- TASK TO COMPLETE
Report each line from the listing that the string "icon" appears in.

- INFORMATION PROVIDED
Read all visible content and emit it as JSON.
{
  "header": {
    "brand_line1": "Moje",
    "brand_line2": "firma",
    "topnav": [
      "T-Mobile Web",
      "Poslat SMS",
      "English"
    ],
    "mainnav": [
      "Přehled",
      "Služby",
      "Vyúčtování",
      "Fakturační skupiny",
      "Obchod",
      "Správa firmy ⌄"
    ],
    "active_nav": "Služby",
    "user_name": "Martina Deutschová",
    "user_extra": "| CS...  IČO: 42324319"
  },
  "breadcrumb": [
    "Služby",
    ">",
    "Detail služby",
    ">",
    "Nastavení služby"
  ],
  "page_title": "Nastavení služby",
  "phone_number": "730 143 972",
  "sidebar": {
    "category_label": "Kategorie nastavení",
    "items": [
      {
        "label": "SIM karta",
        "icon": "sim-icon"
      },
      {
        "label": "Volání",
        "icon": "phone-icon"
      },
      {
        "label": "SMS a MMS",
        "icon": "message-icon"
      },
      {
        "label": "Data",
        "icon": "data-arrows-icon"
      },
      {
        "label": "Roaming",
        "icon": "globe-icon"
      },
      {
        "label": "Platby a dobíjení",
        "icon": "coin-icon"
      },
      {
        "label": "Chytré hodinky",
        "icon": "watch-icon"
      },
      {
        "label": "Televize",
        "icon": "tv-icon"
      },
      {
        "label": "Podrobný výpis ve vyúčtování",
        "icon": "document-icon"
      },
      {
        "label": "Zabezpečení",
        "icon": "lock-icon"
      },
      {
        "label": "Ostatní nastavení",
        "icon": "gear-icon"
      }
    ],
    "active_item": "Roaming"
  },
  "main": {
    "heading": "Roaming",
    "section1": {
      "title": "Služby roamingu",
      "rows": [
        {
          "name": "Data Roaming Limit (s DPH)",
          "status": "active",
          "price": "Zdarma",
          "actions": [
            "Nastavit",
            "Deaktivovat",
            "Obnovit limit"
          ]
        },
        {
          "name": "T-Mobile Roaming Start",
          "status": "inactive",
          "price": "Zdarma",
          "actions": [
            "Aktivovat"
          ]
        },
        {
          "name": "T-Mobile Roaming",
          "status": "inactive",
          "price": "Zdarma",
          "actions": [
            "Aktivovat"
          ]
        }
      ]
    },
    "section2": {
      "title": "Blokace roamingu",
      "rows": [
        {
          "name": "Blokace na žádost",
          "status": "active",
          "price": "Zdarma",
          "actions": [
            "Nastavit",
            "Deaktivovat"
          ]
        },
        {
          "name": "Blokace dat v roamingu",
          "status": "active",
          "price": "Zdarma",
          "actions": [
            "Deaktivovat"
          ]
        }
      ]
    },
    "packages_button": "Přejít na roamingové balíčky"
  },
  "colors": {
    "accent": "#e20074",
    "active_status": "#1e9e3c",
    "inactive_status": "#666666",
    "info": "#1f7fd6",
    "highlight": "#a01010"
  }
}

- EXERCISE ANSWER
        "icon": "sim-icon"
        "icon": "phone-icon"
        "icon": "message-icon"
        "icon": "data-arrows-icon"
        "icon": "globe-icon"
        "icon": "coin-icon"
        "icon": "watch-icon"
        "icon": "tv-icon"
        "icon": "document-icon"
        "icon": "lock-icon"
        "icon": "gear-icon"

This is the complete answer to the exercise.